A city of the Mallas which the
Buddha visited during his
last journey, going there from Bhogagāma and stopping at
Cunda's mango grove.
Cunda lived in Pāvā and invited the Buddha to a meal,
which proved to be his last. It was on this occasion that the
Cunda Sutta (1)
was preached (SnA..i. 159). From Pāvā the Buddha journeyed on to
crossing the Kakkutthā on the way. D.ii.126 ff.; Ud.viii.5; the road from Pāvā
to Kusināra is mentioned several times in the books - e.g.,
According to the Sangīti Sutta, at the time the Buddha was
staying at Pāvā, the Mallas had just completed their new Mote hall,
and, at their invitation, the Buddha consecrated it by first occupying it and
then preaching in it. After the Buddha had finished speaking,
the Sahgīti Sutta to the assembled monks.
Pāvā was also a centre of the Niganthas and, at the time
mentioned above, Nigantha Nāthaputta had just died at Pāvā and his followers
were divided by bitter wrangles (D.iii.210). Cunda Samanuddesa was spending his
rainy season at Pāvā, and he reported to the Buddha, who was at
of the Niganthas' quarrels (Ibid., 117f.; M.ii.243f).
The distance from Pāvā to Kusināra was three gāvutas.
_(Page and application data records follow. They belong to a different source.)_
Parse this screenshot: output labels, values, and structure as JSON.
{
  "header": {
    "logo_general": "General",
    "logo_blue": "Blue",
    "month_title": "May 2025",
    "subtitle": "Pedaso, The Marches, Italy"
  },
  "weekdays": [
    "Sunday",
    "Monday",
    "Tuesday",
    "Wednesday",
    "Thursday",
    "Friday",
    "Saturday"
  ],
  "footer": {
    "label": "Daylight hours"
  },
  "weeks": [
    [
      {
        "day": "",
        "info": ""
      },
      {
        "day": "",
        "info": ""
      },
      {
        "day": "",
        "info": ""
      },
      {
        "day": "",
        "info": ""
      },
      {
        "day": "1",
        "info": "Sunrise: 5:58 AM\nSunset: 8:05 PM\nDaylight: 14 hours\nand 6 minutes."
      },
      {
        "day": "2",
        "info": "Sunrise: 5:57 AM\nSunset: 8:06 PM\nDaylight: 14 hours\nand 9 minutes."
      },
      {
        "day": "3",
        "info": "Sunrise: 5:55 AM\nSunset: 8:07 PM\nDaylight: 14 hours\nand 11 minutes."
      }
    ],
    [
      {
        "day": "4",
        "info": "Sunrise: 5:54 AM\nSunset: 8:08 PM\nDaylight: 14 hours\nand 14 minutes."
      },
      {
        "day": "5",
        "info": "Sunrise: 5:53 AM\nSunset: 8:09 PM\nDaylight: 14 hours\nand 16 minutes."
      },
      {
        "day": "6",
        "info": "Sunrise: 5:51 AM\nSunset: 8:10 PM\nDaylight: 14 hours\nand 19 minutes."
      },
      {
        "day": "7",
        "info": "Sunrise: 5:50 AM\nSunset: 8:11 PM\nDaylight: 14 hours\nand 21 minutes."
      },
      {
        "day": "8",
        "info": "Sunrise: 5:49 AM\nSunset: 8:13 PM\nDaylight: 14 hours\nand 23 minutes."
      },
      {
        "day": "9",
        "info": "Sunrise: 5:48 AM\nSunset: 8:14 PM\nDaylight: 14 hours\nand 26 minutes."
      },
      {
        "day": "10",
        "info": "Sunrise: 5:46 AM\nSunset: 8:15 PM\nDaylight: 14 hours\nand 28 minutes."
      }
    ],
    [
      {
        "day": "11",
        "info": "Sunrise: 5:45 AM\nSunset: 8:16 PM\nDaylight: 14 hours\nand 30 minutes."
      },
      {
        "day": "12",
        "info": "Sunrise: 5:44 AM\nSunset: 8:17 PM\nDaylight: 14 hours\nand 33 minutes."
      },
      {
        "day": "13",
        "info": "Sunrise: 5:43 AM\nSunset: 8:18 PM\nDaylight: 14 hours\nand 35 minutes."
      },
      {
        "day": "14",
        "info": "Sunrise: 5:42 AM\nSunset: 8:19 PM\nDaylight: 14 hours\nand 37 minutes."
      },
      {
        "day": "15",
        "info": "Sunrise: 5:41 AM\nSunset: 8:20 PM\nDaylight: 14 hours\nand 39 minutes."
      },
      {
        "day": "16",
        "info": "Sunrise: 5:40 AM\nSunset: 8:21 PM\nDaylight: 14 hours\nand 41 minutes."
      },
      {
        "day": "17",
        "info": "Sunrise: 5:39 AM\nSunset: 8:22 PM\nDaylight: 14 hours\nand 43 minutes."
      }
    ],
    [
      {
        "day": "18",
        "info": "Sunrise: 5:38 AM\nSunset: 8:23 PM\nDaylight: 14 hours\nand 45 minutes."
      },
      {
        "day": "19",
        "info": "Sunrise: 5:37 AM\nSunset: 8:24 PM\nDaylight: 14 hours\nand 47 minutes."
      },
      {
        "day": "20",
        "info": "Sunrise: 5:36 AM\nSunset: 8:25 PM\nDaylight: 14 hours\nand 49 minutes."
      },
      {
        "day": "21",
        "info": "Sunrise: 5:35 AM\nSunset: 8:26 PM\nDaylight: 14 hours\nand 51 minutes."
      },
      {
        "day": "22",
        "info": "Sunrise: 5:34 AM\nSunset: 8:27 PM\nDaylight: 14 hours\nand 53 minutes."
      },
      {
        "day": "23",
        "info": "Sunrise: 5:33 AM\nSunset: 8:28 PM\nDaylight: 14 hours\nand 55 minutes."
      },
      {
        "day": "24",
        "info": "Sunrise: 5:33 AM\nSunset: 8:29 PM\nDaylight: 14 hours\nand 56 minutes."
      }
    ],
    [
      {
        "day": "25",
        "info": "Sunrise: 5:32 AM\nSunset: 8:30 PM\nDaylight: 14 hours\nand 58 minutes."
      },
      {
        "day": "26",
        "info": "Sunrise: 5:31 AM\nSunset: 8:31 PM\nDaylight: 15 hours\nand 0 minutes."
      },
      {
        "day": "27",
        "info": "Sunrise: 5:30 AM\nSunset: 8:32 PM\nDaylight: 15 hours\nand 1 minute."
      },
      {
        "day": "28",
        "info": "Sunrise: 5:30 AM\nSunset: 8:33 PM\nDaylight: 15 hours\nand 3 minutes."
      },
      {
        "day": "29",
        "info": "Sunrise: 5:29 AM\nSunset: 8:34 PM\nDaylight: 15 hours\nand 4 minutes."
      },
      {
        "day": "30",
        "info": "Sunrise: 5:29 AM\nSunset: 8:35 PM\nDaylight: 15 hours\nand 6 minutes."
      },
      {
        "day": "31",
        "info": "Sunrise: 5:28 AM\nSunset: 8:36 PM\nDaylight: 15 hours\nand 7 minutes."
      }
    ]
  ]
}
It
is said (UdA.403) that on the way between these two places, the Buddha had to
stop at twenty five resting places, so faint and weary was he.
Mention is made in the Udāna (i.7) of the Buddha having
stayed at the Ajakapālaka cetiya in Pāvā. This may have been during a
After the Buddha's death, the Mallas of Pāvā claimed a
share in his relics. Dona satisfied their claim, and a Thūpa was erected in Pāvā
over their share of the relics (D.ii.167; Bu.xxviii.3).
The inhabitants of Pāvā are called Pāveyyakā.
Pāvā was the birthplace of Khandasumana.